BENTON HARBOR — The new Flagship True North Fish Market in Benton Harbor, the second local venture for owner Rachel Collins, offers menu items such as fish and chips, popcorn shrimp, perch sandwiches and catfish bites.
“My people were fishers and foragers,” said Collins, who has been in the seafood business for 30 years, including as a chef and owner of an international caviar company. Before that she worked in her family’s restaurant in northwest Illinois, specializing in Northern Italian cuisine.
A Harbor Country resident for 20 years, Collins opened Flagship Specialty Foods & Fish Market, on Red Arrow Highway in Lakeside, in 2016, offering fresh and prepared foods. Then she noticed that customers were coming from St. Joseph and Benton Harbor to taste her food offerings.
That led her to look into a second location, landing at 325 W. Main St., with its iconic “FOOD” sign outside. The restaurant most recently was run as Mosaic on Main.
After looking at other locations, “this had more charm,” Collins said. “I’d rather go somewhere that is interesting than some place that is sterile.”
(One local connection: Collins’ mother attended the Art Institute of Chicago in the 1950s and is friends with renowned sculptor Richard Hunt, who has a studio in Benton Harbor.) The new Flagship features a casual atmosphere, and customers place and pick up their own orders.
“We’re trying not to be a restaurant,” Collins said. “People want to get in, eat and get out.”
Of course, it will rely on her in-depth knowledge of everything that swims or floats.
The menu includes fresh clam strips, a grilled salad with salmon or chicken, and a broth bowl made with mussels. There also are items for kids. Side dishes include artichoke fritters with lemon caper aioli.
The staff includes Chef Tyrrence Spencer and Manager Renee Nelson.
On a recent Tuesday, the fresh seafood case displayed wild Pacific salmon, Bar Harbor mussels, and Faroe Island salmon.
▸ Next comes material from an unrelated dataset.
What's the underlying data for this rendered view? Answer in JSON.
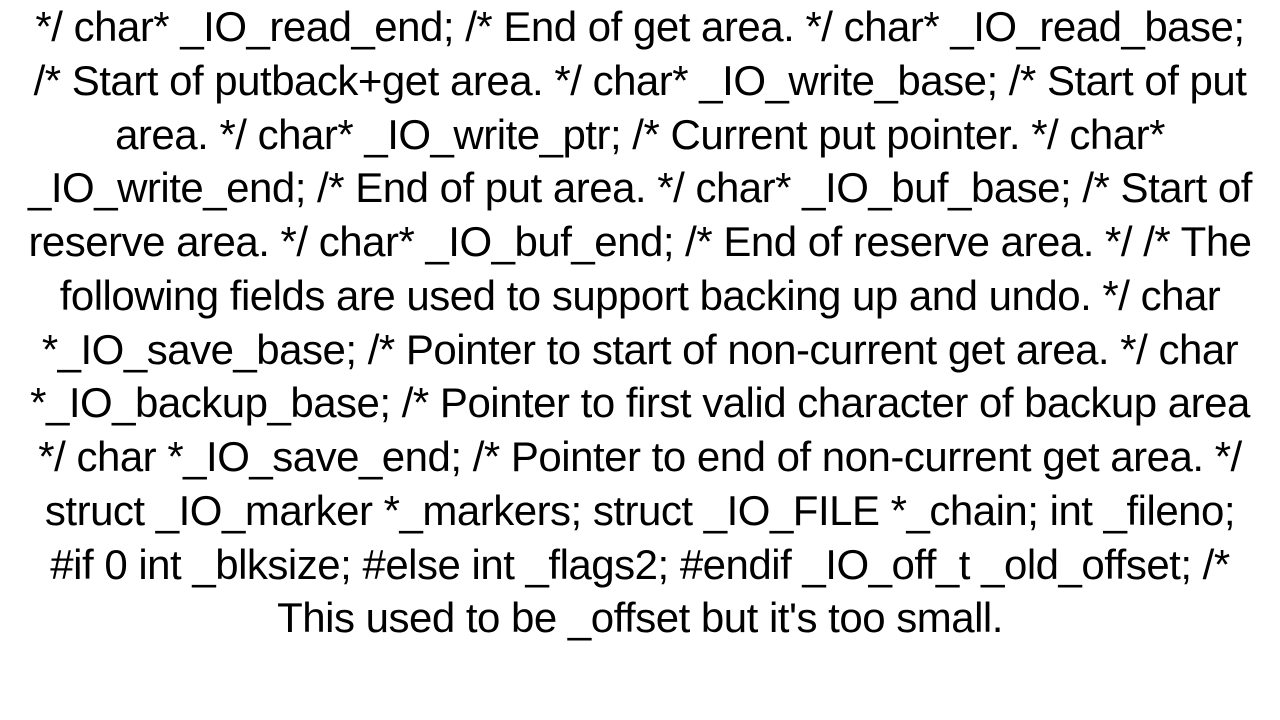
{
  "code_text": "*/   char* _IO_read_end;   /* End of get area. */   char* _IO_read_base;   /* Start of putback+get area. */   char* _IO_write_base; /* Start of put area. */   char* _IO_write_ptr;   /* Current put pointer. */   char* _IO_write_end;   /* End of put area. */   char* _IO_buf_base;   /* Start of reserve area. */   char* _IO_buf_end;    /* End of reserve area. */   /* The following fields are used to support backing up and undo. */   char *_IO_save_base; /* Pointer to start of non-current get area. */   char *_IO_backup_base;   /* Pointer to first valid character of backup area */   char *_IO_save_end; /* Pointer to end of non-current get area. */    struct _IO_marker *_markers;    struct _IO_FILE *_chain;    int _fileno; #if 0   int _blksize; #else   int _flags2; #endif   _IO_off_t _old_offset; /* This used to be _offset but it's too small."
}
Salmon has been the biggest seller in Lakeside, Collins said.
The shelves were stocked with specialty items, from base stock for squid ink paella to Spanish sardines.
Collins said she is conscientious about where she imports her seafood from, and the vendor who supplies most of her supply is “excruciatingly careful” that the food is raised in a sustainable and healthy manner.
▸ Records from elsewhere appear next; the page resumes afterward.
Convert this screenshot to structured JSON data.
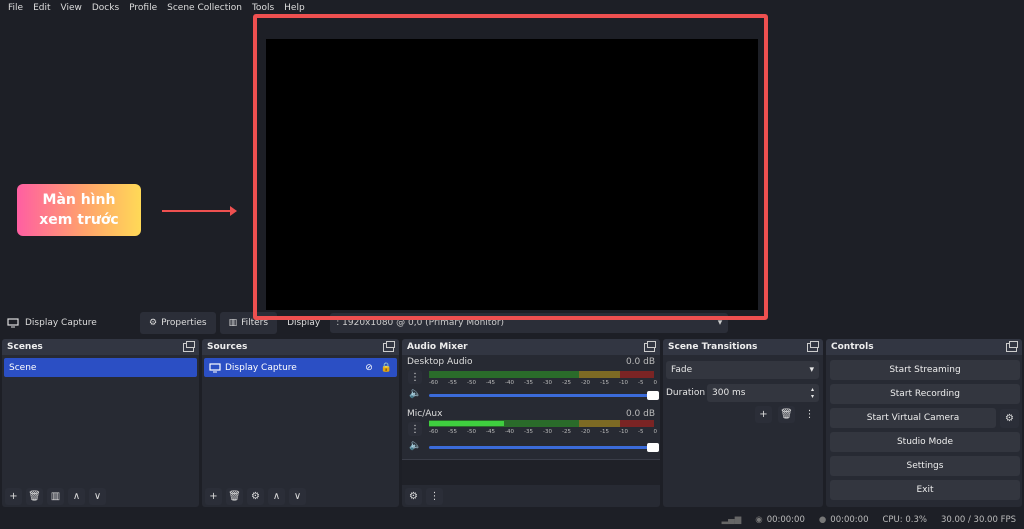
{
  "menu": [
    "File",
    "Edit",
    "View",
    "Docks",
    "Profile",
    "Scene Collection",
    "Tools",
    "Help"
  ],
  "callout": {
    "line1": "Màn hình",
    "line2": "xem trước"
  },
  "context_bar": {
    "source_name": "Display Capture",
    "properties_label": "Properties",
    "filters_label": "Filters",
    "display_label": "Display",
    "display_value": ": 1920x1080 @ 0,0 (Primary Monitor)"
  },
  "scenes": {
    "title": "Scenes",
    "items": [
      "Scene"
    ]
  },
  "sources": {
    "title": "Sources",
    "items": [
      "Display Capture"
    ]
  },
  "mixer": {
    "title": "Audio Mixer",
    "channels": [
      {
        "name": "Desktop Audio",
        "db": "0.0 dB"
      },
      {
        "name": "Mic/Aux",
        "db": "0.0 dB"
      }
    ],
    "ticks": [
      "-60",
      "-55",
      "-50",
      "-45",
      "-40",
      "-35",
      "-30",
      "-25",
      "-20",
      "-15",
      "-10",
      "-5",
      "0"
    ]
  },
  "transitions": {
    "title": "Scene Transitions",
    "selected": "Fade",
    "duration_label": "Duration",
    "duration_value": "300 ms"
  },
  "controls": {
    "title": "Controls",
    "start_streaming": "Start Streaming",
    "start_recording": "Start Recording",
    "start_virtual_camera": "Start Virtual Camera",
    "studio_mode": "Studio Mode",
    "settings": "Settings",
    "exit": "Exit"
  },
  "status": {
    "stream_time": "00:00:00",
    "record_time": "00:00:00",
    "cpu": "CPU: 0.3%",
    "fps": "30.00 / 30.00 FPS"
  },
  "colors": {
    "accent": "#2b4fc4",
    "frame": "#ee5050",
    "fader": "#3b6bd9"
  }
}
The entrepreneur continues to ride the wave of a renaissance in American food that started in the 1980s.
“It doesn’t have to be imported to be good,” Collins said.
Collins, who is interested in building and neighborhood preservation, looks forward to being part of the rebirth of Benton Harbor, as well.
“It’s always a slow build,” she said. “I’m happy to be part of that change.”